This garden was installed in spring of 2019 as part of the Great American Cleanup event at Randolph Park. The plant material for the garden was funded by the Urban Forestry Department and the educational signage for the garden was funded through a Kentucky Waterways Alliance grant. The garden was designed by Werbrichs landscaping. The community event was put on by Keep Covington Beautiful, Center for Great Neighborhoods, and the City. A lot of the volunteers came from Delta as well as Redden Gardens. For more information about this event click, HERE.

The garden has over 300 native pollinator friendly plants. Over 50 milkweed plants of 2 types can be found in the garden to help the monarch butterfly. Ongoing maintenance will be carried out by volunteers on a once a month basis.

Hands Pike Park:


This garden was installed in the spring of 2019 with the help of some community volunteers and the City’s’ Monarch Coalition. The plant material was funded by the Urban Forestry Department and the educational signage was funded by a Kentucky Waterways Alliance grant. The garden was designed by Werbrichs landscaping.

The garden has over 80 native pollinator friendly plants and 2 kinds of milkweed to help the monarch butterfly. Ongoing maintenance is done once a month with the help of volunteers.

Devou Park Gardens

These gardens have been in the making since the first one was built in 2013. Since then Devous’ monarch gardens have grown to a total of 9 acres. With 4 prairies and one garden bed Devou hosts the most pollinator habit in the city. The prairies provide a wide variety of ecosystem benefits that help not only the monarch but a range of animals

Detention Basins:
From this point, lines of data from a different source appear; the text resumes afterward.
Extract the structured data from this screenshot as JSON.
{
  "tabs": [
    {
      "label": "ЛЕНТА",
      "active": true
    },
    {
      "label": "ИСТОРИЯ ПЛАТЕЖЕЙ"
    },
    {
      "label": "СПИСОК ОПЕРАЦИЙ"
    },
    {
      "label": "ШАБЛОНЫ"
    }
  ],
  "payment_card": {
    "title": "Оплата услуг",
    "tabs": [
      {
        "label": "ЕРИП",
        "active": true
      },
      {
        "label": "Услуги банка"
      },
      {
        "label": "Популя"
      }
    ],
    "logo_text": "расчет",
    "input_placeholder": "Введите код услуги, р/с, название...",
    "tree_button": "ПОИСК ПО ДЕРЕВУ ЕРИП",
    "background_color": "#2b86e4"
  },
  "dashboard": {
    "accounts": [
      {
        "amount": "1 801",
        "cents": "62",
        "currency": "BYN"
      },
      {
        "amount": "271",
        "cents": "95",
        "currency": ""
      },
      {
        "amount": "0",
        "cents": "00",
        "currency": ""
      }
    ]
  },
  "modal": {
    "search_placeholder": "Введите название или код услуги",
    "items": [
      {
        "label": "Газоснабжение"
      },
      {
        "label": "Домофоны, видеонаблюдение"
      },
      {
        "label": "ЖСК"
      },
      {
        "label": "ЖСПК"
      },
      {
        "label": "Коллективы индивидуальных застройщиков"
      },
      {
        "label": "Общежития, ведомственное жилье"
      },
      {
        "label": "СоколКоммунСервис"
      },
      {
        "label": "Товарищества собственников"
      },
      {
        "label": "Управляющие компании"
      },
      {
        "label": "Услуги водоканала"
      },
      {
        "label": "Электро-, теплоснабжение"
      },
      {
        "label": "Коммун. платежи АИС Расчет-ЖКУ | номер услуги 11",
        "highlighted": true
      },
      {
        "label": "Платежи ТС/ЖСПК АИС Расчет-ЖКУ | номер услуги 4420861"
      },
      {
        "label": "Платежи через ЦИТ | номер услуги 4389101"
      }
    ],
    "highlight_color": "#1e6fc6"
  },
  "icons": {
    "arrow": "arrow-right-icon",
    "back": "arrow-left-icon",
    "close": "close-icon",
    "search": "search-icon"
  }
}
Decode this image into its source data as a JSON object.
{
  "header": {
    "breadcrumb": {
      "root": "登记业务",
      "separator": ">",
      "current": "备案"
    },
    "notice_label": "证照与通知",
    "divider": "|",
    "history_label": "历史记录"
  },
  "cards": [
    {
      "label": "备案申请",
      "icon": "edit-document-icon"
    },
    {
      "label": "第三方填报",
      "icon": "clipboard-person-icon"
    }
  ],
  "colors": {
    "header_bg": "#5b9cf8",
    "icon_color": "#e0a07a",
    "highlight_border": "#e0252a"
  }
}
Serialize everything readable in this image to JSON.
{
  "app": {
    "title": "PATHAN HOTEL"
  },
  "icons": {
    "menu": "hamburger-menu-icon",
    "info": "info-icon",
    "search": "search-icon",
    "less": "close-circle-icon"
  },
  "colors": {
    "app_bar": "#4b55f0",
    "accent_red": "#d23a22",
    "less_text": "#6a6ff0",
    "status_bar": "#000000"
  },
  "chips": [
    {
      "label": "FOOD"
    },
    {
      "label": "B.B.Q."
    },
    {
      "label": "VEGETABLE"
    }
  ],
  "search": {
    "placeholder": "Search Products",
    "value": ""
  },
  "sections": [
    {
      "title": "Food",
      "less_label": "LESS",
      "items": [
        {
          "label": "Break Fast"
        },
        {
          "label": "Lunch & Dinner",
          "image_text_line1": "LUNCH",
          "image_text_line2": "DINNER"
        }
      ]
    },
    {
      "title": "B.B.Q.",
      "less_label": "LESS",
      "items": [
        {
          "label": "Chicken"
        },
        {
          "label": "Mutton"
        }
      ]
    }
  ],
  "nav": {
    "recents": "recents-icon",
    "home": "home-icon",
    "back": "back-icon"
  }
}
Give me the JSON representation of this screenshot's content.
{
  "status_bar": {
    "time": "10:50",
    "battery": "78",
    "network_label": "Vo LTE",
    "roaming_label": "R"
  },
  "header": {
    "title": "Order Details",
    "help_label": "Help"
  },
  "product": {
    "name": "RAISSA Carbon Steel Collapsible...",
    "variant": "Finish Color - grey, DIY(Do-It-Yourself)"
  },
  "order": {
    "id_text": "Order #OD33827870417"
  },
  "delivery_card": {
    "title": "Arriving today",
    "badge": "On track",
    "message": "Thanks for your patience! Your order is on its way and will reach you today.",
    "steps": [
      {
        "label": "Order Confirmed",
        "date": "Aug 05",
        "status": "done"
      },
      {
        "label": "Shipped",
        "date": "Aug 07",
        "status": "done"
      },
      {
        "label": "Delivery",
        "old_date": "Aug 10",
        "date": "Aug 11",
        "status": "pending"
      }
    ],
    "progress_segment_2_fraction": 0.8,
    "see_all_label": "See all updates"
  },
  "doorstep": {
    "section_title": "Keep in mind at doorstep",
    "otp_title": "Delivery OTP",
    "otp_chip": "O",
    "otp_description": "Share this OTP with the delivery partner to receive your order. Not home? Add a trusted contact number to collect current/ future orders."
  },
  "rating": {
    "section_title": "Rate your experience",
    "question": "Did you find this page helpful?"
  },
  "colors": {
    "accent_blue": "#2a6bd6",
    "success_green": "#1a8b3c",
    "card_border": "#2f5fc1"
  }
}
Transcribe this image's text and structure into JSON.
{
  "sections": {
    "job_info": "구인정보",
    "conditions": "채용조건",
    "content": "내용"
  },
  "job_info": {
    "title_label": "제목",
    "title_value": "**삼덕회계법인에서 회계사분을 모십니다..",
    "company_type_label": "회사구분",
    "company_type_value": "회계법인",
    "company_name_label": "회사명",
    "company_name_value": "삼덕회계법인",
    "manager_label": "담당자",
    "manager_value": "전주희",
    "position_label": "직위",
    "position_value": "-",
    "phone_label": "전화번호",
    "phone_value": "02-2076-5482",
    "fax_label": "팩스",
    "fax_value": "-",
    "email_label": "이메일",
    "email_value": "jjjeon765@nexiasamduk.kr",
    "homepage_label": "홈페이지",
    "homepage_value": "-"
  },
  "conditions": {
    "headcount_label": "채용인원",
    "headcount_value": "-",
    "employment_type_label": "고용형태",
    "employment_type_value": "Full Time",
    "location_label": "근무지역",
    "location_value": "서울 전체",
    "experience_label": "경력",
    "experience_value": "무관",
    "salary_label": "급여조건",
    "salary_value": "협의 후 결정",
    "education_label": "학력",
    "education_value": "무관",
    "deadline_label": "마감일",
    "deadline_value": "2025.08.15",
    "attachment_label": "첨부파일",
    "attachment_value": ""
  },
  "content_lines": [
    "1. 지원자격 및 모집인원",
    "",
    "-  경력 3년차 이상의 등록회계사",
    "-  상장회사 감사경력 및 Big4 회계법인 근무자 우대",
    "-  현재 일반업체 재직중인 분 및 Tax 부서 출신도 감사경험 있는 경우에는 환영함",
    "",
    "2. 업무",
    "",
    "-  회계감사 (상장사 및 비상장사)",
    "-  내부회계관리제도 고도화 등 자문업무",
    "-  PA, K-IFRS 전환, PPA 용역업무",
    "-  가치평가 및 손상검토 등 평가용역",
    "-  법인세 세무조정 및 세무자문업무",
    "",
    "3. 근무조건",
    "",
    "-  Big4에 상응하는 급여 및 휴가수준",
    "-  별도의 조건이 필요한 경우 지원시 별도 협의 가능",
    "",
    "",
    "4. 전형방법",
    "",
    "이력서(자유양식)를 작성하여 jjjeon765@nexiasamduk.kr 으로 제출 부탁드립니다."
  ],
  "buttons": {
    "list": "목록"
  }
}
These gardens were created in the spring of 2016 in partnership with SD1. With a total of 2 acres of pollinator habitat the detention basins offer a wide range of ecosystem services. Including reducing flood impacts, providing a home for native pollinators, and a home for bats. The basin located at 19th and Benton also has educational signage from the Kentucky Waterways Alliance grant that will be used to teach local elementary students about the importance of greenspaces such as this detention basin.